For Immediate Release June 16, 1998

       Also Releases State-By-State Environmental Funding Figures 
                     Under President's 1999 Budget

WASHINGTON, D.C. -- Vice President Gore called on Congress today to fully fund the Administration's environmental priorities and to renounce the use of legislative "riders" to roll back environmental protections.

Speaking at the White House, where he was joined by key Democratic lawmakers and the leaders of several environmental organizations, the Vice President put Congress on notice that the Administration will not tolerate riders that "do unacceptable harm to our environment or threaten public health."

"We're here today for one simple reason," the Vice President said, "to tell the congressional majority that it's high time that they deliver the strong environmental protections Americans want and deserve -- instead of standing in the way."

President Clinton's 1999 budget proposes increased funding for several environmental priorities -- increases of nearly $1 billion over five years for critical construction, maintenance, and repair at national parks and other public lands; nearly $600 million over five years for acquisition of scenic and natural areas; $568 million to begin implementing the Administration's $2.3 billion Clean Water Action Plan; $600 million to speed cleanup of toxic Superfund sites; and a five-year, $6.3 billion package of tax and research incentives to combat global warming. The House and Senate budget resolutions do not fund most of these proposed increases.

The Vice President also denounced the practice of attaching anti-environmental riders to unrelated legislation, often at the last minute, with no opportunity for debate. Last year, for instance, disaster relief for flood victims was held hostage to a rider that would have allowed road-building in national parks. The Administration stood firm, and the rider ultimately was dropped.
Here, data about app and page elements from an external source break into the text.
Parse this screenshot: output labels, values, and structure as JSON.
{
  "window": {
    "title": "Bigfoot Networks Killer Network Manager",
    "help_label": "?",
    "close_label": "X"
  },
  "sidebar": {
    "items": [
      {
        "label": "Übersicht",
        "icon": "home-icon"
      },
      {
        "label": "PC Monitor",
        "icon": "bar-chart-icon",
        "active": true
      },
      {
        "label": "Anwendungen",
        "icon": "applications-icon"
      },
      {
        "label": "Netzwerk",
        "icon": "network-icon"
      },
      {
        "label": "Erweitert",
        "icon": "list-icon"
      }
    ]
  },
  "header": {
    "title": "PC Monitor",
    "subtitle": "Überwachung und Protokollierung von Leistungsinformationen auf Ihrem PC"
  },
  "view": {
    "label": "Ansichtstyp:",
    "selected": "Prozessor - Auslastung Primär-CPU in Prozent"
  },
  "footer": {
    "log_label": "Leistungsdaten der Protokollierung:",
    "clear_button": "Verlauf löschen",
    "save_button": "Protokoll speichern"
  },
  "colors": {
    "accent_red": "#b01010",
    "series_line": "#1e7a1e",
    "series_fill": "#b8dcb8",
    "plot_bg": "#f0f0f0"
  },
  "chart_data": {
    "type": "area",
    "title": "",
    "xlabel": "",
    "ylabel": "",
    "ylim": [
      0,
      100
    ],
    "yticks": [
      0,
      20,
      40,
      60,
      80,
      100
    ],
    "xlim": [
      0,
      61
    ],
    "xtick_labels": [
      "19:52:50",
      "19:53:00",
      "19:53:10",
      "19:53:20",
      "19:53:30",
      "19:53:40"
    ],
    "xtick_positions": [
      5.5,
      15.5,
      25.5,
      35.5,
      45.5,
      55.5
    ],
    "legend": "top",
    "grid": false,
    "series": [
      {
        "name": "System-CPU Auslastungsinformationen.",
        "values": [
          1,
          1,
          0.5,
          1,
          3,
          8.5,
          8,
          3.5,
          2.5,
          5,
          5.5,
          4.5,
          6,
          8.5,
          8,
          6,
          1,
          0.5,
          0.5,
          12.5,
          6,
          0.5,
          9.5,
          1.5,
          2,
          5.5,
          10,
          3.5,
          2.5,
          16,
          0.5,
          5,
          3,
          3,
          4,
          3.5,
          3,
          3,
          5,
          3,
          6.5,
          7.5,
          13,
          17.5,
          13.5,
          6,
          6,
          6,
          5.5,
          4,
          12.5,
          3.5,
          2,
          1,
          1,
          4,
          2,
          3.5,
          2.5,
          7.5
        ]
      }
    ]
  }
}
"Today, we are putting Congress on notice: We will not tolerate stealth tactics that do unacceptable harm to our environment or threaten public health," the Vice President said. "In the past, such actions have led to vetoes. They've led to government shutdowns. Congress should remember these precedents before trying to rob the American people of our precious environmental protections in the dead of night."